# DESCRIPTION OF THE TASK
In the data below, find every line that has the string "title", and copy it.

# App and web page records

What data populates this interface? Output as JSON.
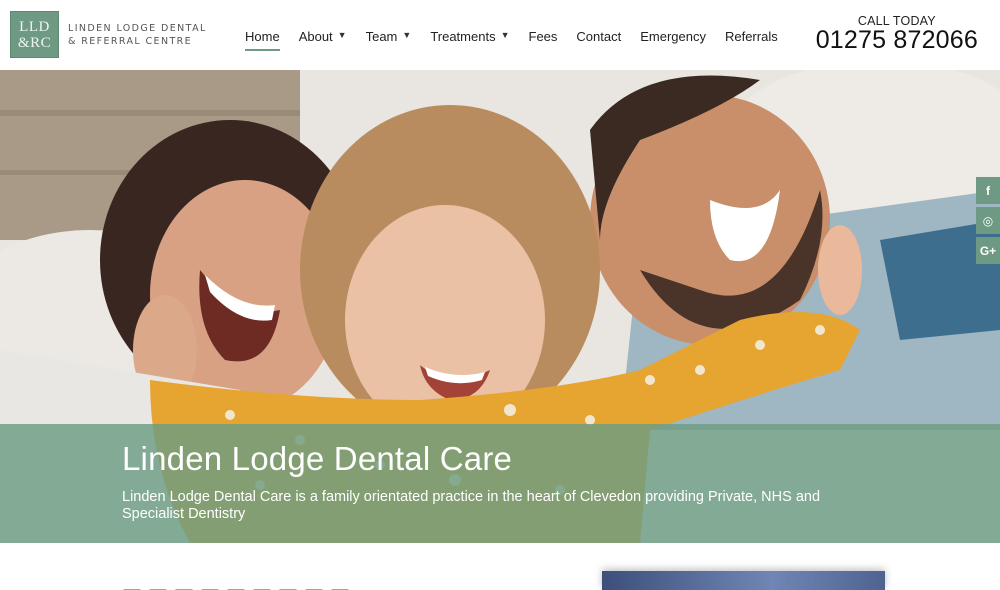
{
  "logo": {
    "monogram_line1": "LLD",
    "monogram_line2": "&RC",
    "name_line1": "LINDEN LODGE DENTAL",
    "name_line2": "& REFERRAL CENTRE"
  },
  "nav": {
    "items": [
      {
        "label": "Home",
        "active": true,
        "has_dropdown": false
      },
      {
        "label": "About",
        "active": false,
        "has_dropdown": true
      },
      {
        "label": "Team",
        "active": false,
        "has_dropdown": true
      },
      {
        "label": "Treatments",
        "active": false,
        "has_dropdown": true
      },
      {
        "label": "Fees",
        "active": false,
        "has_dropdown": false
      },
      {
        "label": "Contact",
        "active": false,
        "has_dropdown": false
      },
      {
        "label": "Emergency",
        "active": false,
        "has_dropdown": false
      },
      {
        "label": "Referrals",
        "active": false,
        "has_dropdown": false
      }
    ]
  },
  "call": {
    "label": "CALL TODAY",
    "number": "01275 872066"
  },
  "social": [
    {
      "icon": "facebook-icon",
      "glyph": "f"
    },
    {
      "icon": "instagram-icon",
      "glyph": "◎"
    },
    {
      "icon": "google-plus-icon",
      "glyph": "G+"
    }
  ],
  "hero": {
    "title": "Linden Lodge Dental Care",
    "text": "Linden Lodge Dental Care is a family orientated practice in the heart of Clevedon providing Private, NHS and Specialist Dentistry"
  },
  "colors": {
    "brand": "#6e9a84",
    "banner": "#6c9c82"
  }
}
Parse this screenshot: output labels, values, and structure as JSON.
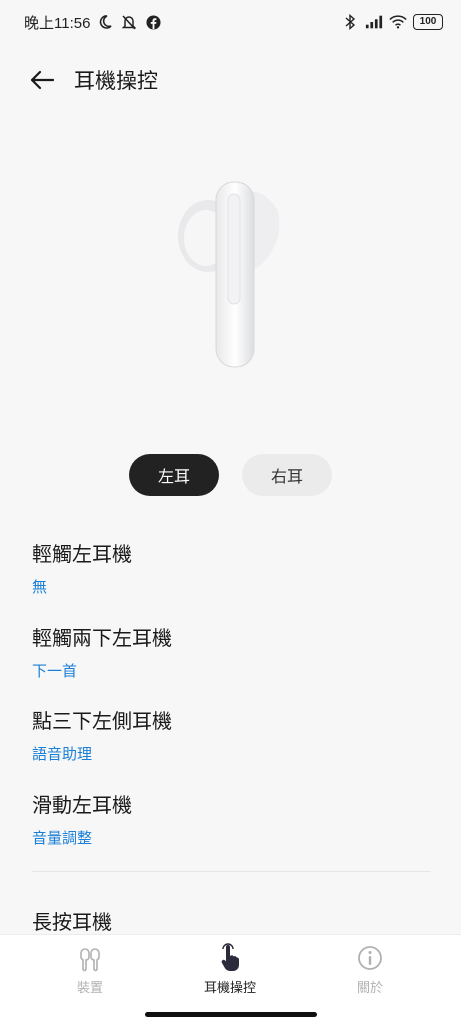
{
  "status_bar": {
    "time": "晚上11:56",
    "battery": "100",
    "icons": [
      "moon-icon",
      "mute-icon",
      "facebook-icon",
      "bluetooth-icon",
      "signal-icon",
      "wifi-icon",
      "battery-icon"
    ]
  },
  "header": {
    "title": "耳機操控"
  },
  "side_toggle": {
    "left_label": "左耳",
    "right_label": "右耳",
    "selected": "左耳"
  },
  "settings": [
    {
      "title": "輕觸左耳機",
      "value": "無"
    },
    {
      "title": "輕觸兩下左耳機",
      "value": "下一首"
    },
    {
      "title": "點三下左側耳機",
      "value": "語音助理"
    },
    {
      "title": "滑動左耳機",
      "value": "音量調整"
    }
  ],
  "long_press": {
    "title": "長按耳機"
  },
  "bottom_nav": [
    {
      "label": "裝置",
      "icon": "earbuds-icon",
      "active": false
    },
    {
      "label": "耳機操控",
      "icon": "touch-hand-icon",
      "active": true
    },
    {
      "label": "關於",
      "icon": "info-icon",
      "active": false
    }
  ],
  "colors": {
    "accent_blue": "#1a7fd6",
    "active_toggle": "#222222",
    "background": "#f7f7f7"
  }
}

# SOLVED PROBLEM
    "title": "Linden Lodge Dental Care",
    "title": "耳機操控"
      "title": "輕觸左耳機",
      "title": "輕觸兩下左耳機",
      "title": "點三下左側耳機",
      "title": "滑動左耳機",
    "title": "長按耳機"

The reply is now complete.